There are some home remedies which you can try to prevent another diverticulitis attack. They help your digestive system by giving it the strength needed for digestion. Don't think that they will help you when you get a diverticulitis attack. They are only intended to help in the digestion and to ease your mild stomach trouble.
Garlic: Garlic can be thought of as nature's gift for helping in digestion. Taking it in adequate quantity will give relief. A clove of garlic can be taken 2 to 3 times a day to help your stomach.
Papaya: Papaya is the only fruit containing papain which is a natural digestive aid. It helps to clean the digestive track. You can take it in raw form or just make a juice and drink.
Medicine and medications:
Patients with mild symptoms abdominal pain due to muscular spasm in the area of the diverticula may benefit from anti-spasmodic drugs such as:
- Dicyclomine (Bentyl).
- Hyoscyamine, atropine, scopolamine, phenobarb (Donnatal).
- Hyoscyamine (Levsin).
When diverticulitis occurs, antibiotics are usually needed. Oral antibiotics are sufficient when symptoms are mild. Some examples of commonly prescribed antibiotics include:
DISCLAIMER: This information should not substitute for seeking responsible, professional medical care.

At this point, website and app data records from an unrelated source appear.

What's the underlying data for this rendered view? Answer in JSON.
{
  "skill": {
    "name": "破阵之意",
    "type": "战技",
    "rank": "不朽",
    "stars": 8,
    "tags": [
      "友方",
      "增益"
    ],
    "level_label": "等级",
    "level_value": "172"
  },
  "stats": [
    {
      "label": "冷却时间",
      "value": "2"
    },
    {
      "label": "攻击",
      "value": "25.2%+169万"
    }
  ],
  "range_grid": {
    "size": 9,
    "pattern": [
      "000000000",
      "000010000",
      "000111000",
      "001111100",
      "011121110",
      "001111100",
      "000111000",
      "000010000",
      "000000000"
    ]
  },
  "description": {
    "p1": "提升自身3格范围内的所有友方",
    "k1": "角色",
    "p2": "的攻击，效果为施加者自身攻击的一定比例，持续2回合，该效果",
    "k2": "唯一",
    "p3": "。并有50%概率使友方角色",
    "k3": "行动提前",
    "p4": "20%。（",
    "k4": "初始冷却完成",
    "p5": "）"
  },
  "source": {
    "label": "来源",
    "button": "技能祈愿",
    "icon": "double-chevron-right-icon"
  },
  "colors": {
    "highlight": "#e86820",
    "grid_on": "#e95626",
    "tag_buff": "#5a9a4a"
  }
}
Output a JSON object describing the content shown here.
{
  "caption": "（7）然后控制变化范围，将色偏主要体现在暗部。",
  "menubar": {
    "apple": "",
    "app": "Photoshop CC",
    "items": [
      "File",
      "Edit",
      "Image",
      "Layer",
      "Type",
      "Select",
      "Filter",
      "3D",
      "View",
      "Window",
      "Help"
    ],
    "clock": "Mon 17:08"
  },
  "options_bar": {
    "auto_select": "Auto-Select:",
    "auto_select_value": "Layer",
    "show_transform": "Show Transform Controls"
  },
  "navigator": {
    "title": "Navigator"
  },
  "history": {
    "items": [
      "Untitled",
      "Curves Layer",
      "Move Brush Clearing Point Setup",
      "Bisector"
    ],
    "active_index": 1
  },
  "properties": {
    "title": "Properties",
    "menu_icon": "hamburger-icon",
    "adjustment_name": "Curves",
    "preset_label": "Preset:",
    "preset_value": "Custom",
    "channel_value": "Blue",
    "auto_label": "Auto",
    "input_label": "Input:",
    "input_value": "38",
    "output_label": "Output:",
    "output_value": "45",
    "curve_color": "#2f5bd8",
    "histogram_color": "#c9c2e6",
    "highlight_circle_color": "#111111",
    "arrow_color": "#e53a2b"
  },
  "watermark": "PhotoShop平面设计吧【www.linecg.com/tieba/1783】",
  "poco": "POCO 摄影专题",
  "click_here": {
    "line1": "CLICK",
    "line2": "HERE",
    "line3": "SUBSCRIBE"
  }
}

- Metronidazole (Flagyl).
- Cephalexin (Keflex).
- Doxycycline (Vibramycin).